* **Task requirements**
Check every line of the entries for "Management", and copy the lines that hold it.

* **Provided information**
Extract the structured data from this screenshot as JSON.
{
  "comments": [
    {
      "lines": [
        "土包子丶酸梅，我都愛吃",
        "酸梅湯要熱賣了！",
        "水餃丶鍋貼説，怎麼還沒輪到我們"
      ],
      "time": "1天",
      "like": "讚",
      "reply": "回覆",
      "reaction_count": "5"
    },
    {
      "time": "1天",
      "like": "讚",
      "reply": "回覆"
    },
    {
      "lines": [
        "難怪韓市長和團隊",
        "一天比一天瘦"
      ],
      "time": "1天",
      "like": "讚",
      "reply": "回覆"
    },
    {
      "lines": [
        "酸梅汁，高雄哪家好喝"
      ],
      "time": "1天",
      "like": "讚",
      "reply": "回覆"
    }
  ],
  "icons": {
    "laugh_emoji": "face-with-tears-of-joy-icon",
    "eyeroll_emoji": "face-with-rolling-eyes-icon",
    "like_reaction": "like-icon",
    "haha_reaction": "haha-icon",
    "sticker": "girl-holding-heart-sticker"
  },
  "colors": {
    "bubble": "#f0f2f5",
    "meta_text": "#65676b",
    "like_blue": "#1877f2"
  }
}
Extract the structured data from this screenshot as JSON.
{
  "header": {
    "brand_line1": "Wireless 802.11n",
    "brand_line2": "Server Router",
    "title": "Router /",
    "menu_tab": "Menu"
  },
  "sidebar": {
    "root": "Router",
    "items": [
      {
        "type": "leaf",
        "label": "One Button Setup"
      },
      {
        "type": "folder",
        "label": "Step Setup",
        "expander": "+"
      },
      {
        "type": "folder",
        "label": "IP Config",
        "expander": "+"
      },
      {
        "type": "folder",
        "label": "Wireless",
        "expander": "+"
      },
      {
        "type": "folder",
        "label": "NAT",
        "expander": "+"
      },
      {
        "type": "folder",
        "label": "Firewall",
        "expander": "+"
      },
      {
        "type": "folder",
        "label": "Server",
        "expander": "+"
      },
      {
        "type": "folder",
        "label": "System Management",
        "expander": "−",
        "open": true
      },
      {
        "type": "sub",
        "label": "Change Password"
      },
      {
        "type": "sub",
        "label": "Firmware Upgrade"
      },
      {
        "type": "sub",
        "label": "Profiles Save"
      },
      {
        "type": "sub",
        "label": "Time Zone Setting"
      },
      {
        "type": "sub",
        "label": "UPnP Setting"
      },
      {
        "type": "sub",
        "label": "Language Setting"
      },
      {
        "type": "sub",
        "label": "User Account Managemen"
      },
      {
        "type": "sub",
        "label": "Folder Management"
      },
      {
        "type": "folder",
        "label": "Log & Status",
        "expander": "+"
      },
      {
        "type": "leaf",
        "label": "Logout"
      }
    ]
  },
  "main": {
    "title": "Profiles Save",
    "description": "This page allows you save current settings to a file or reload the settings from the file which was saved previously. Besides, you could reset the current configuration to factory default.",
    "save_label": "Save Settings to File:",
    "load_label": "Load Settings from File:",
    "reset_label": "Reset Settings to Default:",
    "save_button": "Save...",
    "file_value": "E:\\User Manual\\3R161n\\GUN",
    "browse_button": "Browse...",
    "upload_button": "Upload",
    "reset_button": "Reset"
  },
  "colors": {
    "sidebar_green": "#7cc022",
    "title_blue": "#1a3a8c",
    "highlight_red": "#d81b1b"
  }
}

* **Exercise response**
        "label": "System Management",
        "label": "Folder Management"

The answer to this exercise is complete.